The beauty salon you work at is not your home.
The salon that you frequent is not a place of refuge.
It’s not your family, and you’re not supposed to go there for a quick fix.
You’ve been there, and it’s no place to go for relief.
But now, for the first time in years, there’s a growing movement to encourage people to go home with acne, even if it means you’re forced to spend time at the doctor.
As of May 6, 2017, more than 70 million people were using the acne treatment in the United States, according to the National Acne Foundation.
This is up from 45 million people in 2014, and represents a 20% increase since 2010, when the trend started.
Acne is often described as the biggest public health threat of the 21st century.
According to a study released last year by the U.S. Centers for Disease Control and Prevention, acne accounts for one in four deaths and one in six hospitalizations in the United Nations World Health Organization.
The National Acine Foundation, which is working to promote awareness about acne, has launched a virtual acne camp to help people understand why acne occurs and what can be done to stop it.
Acne in the U., according to a 2017 study, is more prevalent among women than men, and many women report having more acne than men.
According, the prevalence of acne varies depending on the age and gender of the person who suffers from the condition.
Acne is the most common form of skin cancer, affecting up to one in every 10,000 women.
In the U, there are a lot of different types of acne, which are categorized into: acne vulgaris (commonly known as “acidic cystic acne”), which affects the skin around the eyes, lips, cheeks, and inner parts of the neck; acne nodules, which tend to be more prominent in older adults; and non-inflammatory, or “dry” acne, the skin at the back of the scalp and lower legs.
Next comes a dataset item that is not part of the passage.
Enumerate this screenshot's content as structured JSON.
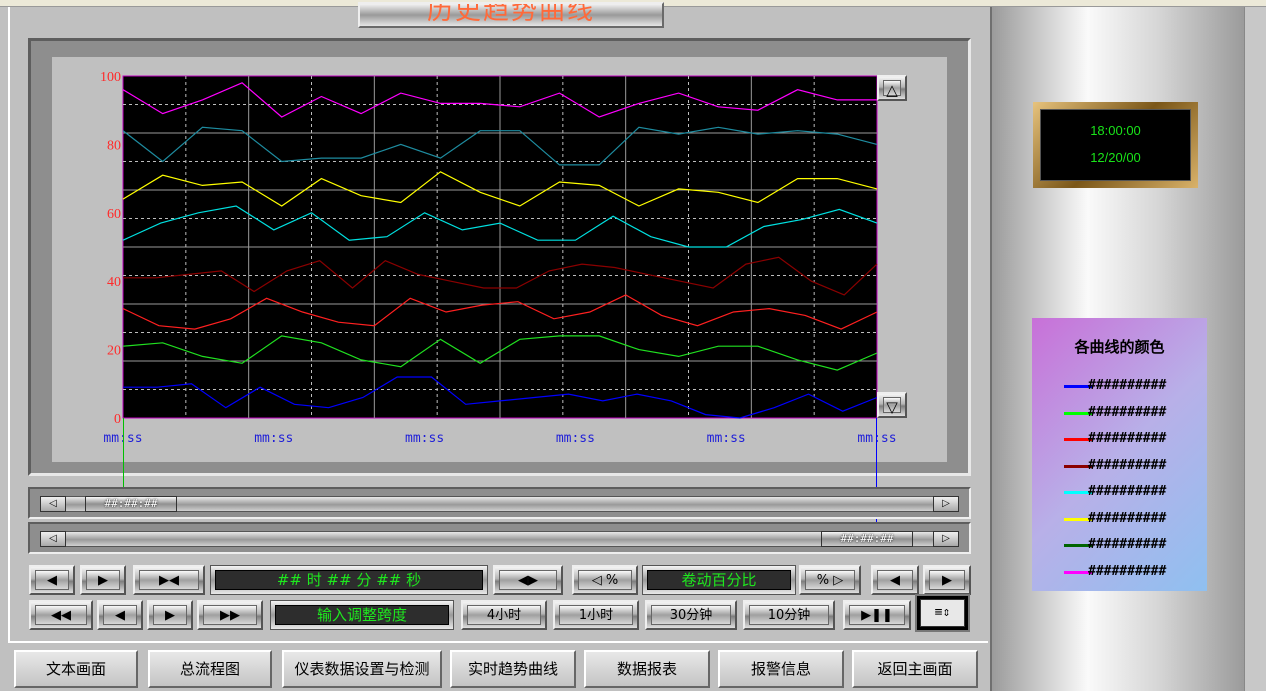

A study released in April 2017 by the Mayo Clinic found that people with acne in their 20s and 30s are more likely to have a recurrence of their condition than people who have had the condition in their teens.
While this trend has been slowly picking up in recent years, many beauty salons are still wary of people who are not seeking treatment.
“A lot of the time, people are just trying to get out of there, that’s all they do, and when they’re going in there, the doctor doesn’t think they’re gonna be good enough,” said Kaitlyn C. White, an assistant professor at the University of Washington who specializes in dermatology and skin care.
One reason why so many people choose to avoid acne is because of the stigma associated with it.
Acnes can be incredibly uncomfortable, and there are some people who believe that people who suffer from it are mentally unstable.
White has heard of people being turned away at the dentist or even being banned from a salon because of their acne, but it’s the people who don’t seek treatment who are most often hurt by the stigmatization.
In 2018, the Acne Society of America partnered with the National Organization for the Reform of Marijuana Laws (NORML) to hold a national beauty salon beauty camp, in which people can get together and get educated on how to better manage their acne.
The camp is a part of the Acme Foundation’s Academy of Acne Treatment, a national program launched in 2016 to promote and empower people with the care they need.
To participate in the camp, participants are asked to visit a beauty salon.
Participants are then shown how to use the Acme Acne Clinic App, a mobile app that helps them manage their symptoms, diagnose and treat their acne symptoms, and receive referrals to a physician if they’re diagnosed with an acne diagnosis.
After participating in the camps, participants have the opportunity to meet other participants and learn more about the benefits of acne treatment, and also about the importance of following a dermatologist’s advice.
Many people with skin issues are still hesitant to seek treatment.
According the Mayo Clinics study, just 18% of women who had acne as adults in 2014 reported seeking treatment, while 40% of men did.
This could be because they’re not aware of the treatment options available or because they are afraid to speak up about it.
However, with the rise of online communities and communities of beauty professionals, these fears are fading.
If you or anyone you know is experiencing a worsening or recurring skin condition, seek the care you need.
If you have a chronic skin condition like eczema or psoriasis, you can use these resources to find out more about treatment options and how to manage it, and get the help you need